Artificial Intelligence Seminar
- Newell-Simon Hall
Efficient Reinforcement Learning via Imitation
A fundamental challenge in Artificial Intelligence (AI), robotics, and language processing is sequential prediction: to reason, plan, and make a sequence of predictions or decisions to minimize accumulated cost, achieve a long-term goal, or optimize for a loss acquired only after many predictions. Reinforcement Learning (RL), as a general framework for learning from experience to make predictions and decisions, is often considered as one of the perfect tools for solving such a challenge in AI. Recently, equipped with the advancement from Deep Learning literature, we have advanced the state-of-the-art of RL on a number of applications including simulated high-dimensional robotics control, video games, and board games (e.g., AlphaGo).

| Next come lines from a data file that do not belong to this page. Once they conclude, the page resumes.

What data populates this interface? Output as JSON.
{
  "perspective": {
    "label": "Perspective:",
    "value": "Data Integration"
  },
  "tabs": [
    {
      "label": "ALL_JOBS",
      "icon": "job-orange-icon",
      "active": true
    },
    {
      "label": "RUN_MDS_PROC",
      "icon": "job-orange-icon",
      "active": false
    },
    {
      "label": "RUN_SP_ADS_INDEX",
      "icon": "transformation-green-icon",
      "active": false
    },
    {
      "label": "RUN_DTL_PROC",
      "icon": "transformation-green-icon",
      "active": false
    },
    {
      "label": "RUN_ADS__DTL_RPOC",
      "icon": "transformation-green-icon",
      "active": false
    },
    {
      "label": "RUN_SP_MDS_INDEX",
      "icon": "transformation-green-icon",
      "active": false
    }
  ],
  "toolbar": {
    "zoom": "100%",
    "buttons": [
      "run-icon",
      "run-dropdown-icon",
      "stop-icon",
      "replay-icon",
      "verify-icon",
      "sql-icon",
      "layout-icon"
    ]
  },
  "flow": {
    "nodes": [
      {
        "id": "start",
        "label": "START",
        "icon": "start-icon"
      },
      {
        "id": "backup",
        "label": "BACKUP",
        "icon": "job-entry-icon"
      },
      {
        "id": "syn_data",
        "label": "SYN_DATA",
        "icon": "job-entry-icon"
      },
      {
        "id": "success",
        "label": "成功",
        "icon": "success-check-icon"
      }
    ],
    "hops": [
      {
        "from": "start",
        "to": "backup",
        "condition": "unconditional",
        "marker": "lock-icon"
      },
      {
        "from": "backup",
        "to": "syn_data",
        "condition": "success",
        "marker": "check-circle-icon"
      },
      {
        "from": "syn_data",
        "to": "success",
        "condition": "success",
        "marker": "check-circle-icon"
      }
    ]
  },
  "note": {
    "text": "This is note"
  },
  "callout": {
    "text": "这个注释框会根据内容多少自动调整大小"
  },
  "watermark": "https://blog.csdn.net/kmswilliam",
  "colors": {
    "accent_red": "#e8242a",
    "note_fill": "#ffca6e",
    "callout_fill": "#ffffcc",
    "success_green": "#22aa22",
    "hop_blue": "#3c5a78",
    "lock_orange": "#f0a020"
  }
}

Because of its generality—RL is a general framework that summarizes many special machine learning algorithms and applications—RL is hard. As there is no direct supervision, one central challenge in RL is how to explore an unknown environment and collect useful feedback efficiently. In recent RL success stories (e.g., super-human performance on video games [Mnih et al., 2015]), we notice that most of them rely on random exploration strategies, which usually requires huge number of interactions with the environment before it can learn anything useful. Another challenge is credit assignment: if a learning agent successfully achieves some task after making a long sequence of decisions, how can we assign credit for the success among these decisions?
We first attempt to gain purchase on RL problems by introducing an additional source of information—an expert who knows how to solve tasks (near) optimally. By imitating an expert, we can significantly reduce the burden of exploration (i.e., we imitate instead of randomly explore), and solve the credit assignment problem (i.e., the expert tells us which decisions are bad). We study in both theory and in practice how one can imitate experts to reduce sample complexity compared to a pure RL approach.
As Imitation Learning is efficient, we next provide a general reduction from RL to Imitation Learning with a focus on applications where experts are not available. We explore the possibilities of learning local models and then using off-shelf model-based RL solvers to compute an intermediate “expert” for efficient policy improvement via imitation. Furthermore, we show a general convergence analysis that generalizes and provides the theoretical foundation for recent successful practical RL algorithms such as ExIt and AlphaGo Zero [Anthony et al., 2017, Silver et al., 2017], and provides a theoretical sound and practically efficient way of unifying model-based and model-free RL approaches.
The AI Seminar is generously supported by Apple.